A proposed solution to this power imbalance is the imposition of “voluntary restraint”, which suggests that the Veto powers must not use their influence in situations where mass atrocities and being committed. However, this proposal is not considered to be a practical solution since the definition of “mass atrocities” is highly ambiguous.An alternative proposal is to expand the membership of the P5 to a larger number of countries, rather than restricting its membership. The glaring lack of permanent representation from regions like Africa, Latin America, the Middle East, and Asia is the greatest obstacle to equality in the global forum.
Foreign Secretary Harsh Vardhan Shringla made a formidable case for the necessity of India’s presence as a Veto power, “India stood at the forefront during the UN’s tumultuous years of struggle against colonialism and apartheid. During our eight terms as a member of the Security Council, we have always endeavoured to be a voice of reason and understanding, a voice of the underrepresented developing world, a bridge-builder for narrowing divides and fostering consensus. We have been the leading advocate of the concerns and aspirations of developing countries and the creation of a more equitable international economic and political order.”
This is a highly valid argument. As the world’s second largest democracy, and soon to be the most populous country in the world, the exclusion of India from the Veto power is synonymous to the stifling of 1.3 billion voices. India undoubtedly plays an integral role in the world, with a record of prompt action on climate agendas, the establishment of sustainable partnership programmes for socio-economic development, and vociferous human rights advocacy. India’s role within the UN too is invaluable – it has been the leading contributor towards UN Peacekeeping Missions, having sacrificed the highest number of lives.

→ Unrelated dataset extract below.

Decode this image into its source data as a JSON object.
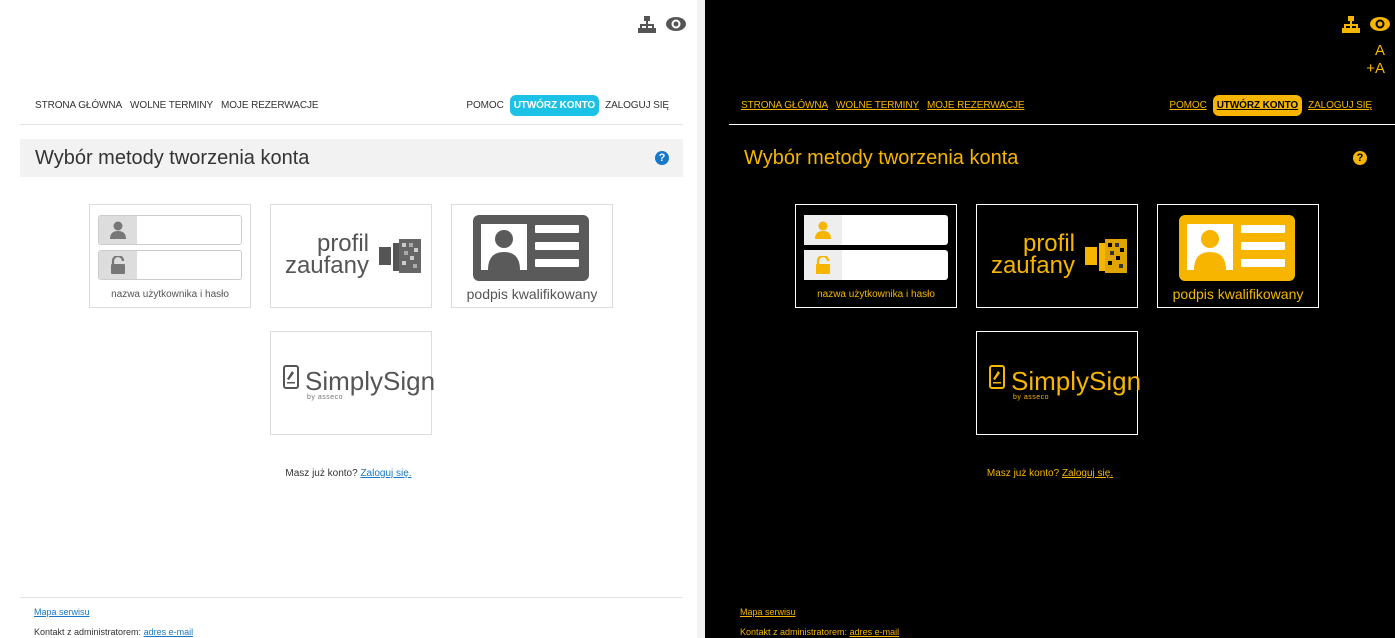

While the UN does create a vital space for diplomacy, mediation, and maintenance of international peace, there is an urgent need for inclusive structural reforms in the UN to “save the succeeding generations from the scourge of war”.